1) They need to be playing 7 yards off their receivers in order to prevent the quick completion, while forcing Romo to hold the ball in the pocket and make a more difficult deep pass.

2) They must play at the line of scrimmage and jam their receiver to disrupt their timing with Romo, while riding in their hip pocket in coverage.

Of course, only the physical cover players (Ras-I Dowling and sometimes Kyle Arrington) should play bump and run, while the more technical corners (Leigh Bodden, Devin McCourty) should play off their receiver.

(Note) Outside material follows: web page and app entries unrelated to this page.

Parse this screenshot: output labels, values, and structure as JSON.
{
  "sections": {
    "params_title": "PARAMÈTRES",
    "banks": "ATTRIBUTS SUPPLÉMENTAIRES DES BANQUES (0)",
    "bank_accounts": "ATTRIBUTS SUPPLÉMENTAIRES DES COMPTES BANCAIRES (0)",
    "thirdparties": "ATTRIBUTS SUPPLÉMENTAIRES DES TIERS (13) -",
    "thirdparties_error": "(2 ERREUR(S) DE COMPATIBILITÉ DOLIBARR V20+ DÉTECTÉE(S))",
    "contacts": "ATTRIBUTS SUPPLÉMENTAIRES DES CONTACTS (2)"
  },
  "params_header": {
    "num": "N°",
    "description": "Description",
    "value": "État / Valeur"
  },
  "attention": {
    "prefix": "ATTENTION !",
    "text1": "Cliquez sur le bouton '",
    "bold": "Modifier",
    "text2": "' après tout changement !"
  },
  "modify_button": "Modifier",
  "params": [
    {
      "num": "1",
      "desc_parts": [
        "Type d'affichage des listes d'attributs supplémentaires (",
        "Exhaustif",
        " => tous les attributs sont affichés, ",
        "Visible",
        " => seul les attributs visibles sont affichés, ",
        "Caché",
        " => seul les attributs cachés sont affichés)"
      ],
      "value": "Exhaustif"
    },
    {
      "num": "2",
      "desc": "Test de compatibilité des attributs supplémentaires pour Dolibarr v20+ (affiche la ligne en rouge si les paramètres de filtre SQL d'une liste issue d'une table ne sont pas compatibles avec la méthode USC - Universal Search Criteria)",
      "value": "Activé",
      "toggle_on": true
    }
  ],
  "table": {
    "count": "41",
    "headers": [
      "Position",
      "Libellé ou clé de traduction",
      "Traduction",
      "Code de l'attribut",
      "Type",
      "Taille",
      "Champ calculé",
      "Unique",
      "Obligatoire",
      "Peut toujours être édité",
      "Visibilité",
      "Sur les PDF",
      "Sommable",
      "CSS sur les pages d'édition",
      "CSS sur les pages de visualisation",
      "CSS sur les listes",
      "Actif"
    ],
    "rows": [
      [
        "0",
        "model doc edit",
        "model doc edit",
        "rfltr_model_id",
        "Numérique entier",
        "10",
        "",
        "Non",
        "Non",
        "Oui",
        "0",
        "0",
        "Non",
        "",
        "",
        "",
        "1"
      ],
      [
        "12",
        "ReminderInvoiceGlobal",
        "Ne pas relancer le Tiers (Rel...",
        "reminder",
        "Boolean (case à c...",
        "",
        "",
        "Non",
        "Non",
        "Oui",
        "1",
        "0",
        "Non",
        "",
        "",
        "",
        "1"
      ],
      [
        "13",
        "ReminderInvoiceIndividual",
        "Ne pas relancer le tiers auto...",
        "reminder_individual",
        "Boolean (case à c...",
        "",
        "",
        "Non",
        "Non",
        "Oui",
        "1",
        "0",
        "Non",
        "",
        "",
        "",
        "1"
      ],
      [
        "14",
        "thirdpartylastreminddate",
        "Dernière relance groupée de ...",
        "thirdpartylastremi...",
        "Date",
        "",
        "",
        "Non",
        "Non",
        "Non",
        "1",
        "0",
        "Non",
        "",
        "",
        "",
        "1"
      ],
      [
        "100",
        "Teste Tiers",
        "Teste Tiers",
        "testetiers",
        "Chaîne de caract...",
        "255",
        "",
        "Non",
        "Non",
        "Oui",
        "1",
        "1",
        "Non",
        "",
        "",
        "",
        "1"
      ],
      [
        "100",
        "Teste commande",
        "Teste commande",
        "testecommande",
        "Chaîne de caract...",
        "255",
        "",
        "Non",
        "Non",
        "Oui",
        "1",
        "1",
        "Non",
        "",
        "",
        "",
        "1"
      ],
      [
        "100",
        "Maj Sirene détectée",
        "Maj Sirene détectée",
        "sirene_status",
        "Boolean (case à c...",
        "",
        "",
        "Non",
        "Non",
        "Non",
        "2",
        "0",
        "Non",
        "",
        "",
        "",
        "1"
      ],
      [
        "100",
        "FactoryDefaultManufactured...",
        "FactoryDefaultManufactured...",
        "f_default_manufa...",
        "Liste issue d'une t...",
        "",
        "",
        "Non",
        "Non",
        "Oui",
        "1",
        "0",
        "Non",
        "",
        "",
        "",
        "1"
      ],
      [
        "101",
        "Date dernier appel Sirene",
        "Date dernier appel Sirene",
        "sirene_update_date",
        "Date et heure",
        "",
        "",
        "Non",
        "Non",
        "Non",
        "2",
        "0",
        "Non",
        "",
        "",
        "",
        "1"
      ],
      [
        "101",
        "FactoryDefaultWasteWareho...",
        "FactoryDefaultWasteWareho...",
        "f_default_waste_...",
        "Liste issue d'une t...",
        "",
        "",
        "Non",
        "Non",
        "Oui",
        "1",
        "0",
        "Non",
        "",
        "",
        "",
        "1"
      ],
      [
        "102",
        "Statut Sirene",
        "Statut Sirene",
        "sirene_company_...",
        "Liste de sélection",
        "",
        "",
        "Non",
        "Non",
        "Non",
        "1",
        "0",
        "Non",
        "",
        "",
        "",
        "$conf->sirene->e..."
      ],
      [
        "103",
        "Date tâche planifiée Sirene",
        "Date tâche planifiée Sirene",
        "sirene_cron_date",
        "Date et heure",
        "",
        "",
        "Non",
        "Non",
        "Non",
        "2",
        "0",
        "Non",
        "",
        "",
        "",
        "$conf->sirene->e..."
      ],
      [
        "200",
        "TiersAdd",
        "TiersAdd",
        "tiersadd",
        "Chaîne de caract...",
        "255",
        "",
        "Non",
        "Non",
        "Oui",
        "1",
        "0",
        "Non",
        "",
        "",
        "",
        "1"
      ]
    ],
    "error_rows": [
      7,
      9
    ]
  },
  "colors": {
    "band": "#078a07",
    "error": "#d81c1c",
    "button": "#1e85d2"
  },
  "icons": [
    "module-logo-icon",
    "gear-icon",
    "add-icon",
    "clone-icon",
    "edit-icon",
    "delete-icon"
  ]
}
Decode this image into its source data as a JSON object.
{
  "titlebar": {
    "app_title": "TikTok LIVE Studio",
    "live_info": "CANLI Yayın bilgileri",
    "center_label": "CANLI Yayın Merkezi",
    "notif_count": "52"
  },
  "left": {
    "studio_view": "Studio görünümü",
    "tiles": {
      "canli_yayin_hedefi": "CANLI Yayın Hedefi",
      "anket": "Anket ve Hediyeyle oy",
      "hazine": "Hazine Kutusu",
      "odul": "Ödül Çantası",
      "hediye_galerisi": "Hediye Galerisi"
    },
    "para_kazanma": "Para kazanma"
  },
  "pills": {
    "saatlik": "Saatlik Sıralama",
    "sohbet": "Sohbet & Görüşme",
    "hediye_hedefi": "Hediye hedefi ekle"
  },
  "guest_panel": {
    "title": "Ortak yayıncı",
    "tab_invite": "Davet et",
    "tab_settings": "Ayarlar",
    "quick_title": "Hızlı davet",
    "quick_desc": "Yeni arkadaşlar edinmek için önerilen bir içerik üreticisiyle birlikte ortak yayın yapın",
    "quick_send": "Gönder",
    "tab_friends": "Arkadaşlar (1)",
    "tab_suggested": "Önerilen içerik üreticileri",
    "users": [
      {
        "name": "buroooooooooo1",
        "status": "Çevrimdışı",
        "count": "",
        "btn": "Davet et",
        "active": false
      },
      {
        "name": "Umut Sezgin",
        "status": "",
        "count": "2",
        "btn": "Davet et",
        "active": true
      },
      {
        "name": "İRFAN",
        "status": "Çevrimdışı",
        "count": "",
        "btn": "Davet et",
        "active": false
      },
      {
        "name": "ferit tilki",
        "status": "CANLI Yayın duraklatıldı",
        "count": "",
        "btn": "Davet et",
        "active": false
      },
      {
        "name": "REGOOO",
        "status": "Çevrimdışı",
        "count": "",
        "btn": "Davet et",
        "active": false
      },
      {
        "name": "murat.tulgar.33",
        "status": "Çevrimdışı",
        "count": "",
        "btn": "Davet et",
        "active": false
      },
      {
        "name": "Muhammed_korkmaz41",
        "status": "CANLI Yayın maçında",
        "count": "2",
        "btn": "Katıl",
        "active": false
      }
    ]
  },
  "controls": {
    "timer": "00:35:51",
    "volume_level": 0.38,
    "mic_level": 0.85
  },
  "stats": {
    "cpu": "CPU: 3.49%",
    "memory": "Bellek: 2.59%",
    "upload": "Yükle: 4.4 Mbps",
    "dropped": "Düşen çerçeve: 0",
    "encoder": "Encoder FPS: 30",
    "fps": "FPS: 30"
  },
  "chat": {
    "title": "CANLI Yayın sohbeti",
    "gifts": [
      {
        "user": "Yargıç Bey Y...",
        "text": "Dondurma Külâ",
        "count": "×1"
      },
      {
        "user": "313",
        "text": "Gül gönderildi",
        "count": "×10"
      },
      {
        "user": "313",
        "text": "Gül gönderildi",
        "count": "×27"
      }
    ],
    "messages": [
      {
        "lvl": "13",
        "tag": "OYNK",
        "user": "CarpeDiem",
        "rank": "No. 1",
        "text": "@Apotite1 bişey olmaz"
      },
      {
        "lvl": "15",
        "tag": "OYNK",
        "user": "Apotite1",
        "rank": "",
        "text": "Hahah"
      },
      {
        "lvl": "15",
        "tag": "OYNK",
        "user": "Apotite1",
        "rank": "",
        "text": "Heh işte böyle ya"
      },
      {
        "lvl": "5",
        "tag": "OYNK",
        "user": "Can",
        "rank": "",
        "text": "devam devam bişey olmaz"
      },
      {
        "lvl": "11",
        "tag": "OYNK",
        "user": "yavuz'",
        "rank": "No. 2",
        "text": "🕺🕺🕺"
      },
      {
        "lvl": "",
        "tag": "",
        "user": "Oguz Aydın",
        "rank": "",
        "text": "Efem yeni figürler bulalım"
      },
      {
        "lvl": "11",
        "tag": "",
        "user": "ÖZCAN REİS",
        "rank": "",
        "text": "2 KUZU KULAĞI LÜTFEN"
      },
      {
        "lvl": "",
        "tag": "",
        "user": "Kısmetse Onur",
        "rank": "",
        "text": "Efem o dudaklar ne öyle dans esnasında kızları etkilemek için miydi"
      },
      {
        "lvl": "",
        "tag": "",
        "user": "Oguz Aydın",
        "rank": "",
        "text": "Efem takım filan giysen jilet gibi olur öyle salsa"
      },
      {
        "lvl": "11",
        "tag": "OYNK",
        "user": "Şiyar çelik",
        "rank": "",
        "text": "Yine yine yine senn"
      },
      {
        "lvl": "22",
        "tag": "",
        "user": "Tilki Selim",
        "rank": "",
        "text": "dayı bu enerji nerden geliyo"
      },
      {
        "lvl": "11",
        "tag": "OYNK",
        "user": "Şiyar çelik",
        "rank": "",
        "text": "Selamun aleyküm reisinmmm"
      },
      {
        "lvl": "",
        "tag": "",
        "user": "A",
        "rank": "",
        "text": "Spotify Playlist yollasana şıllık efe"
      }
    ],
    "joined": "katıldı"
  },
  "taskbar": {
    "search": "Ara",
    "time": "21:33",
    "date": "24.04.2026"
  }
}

The Cowboys run their tight ends and running backs across the middle of the field as outlets so the safeties must recognize when these players could be targeted.

Whether they play zone or man, the secondary needs to play well this game. They must force a turnover or two in order to put the game out of the Cowboys reach.


Fun Facts:

The Cowboys have 12 first downs from the run game in 4 games this season. That's 3 per game. The Patriots have 34 in 5 games. That's nearly 7 per game.

Romo gets exceedingly more inaccurate on his downfield throws. Let's compare the quarterbacks:

ESPN Behind LoS 0-10 yards 11-20 yards 21-30 yards
Tom Brady 73.7% 74.0% 67.3% 50.0%
Tony Romo 73.0% 68.0% 54.2% 46.2%

It's clear that Romo struggles when throwing the ball deep. The Patriots have to capitalize on his inaccuracy.

Romo makes his mistakes on 1st and 3rd down. The Cowboys like to attack on first down, so Romo has 3 interceptions on first down, with a 62.1% completion rate. On second down, Romo plays it safe and tries to pick up yards to set up the third down play and has 0 interceptions with a 73.1% completion rate. On third down, Romo goes reckless and has 3 interceptions with a 57.5% completion rate. Therefore, the Patriots need to be wary of the pass on the first down, they must attack Romo with pressure on second down, and they must be opportunistic on third down.

All of Romo's interceptions have come in the second half.

The Cowboys average 4.5 yards/carry at home in the dome. They average 2.3 yards/carry away (at the Jets and the 49ers, both with outdoor stadiums).

The Cowboys are averaging 1.9 yards/carry in the 1st quarter.

Tom Brady has 917 yards and 7 touchdowns in the first half. Brady has 916 yards and 7 touchdowns in the second half.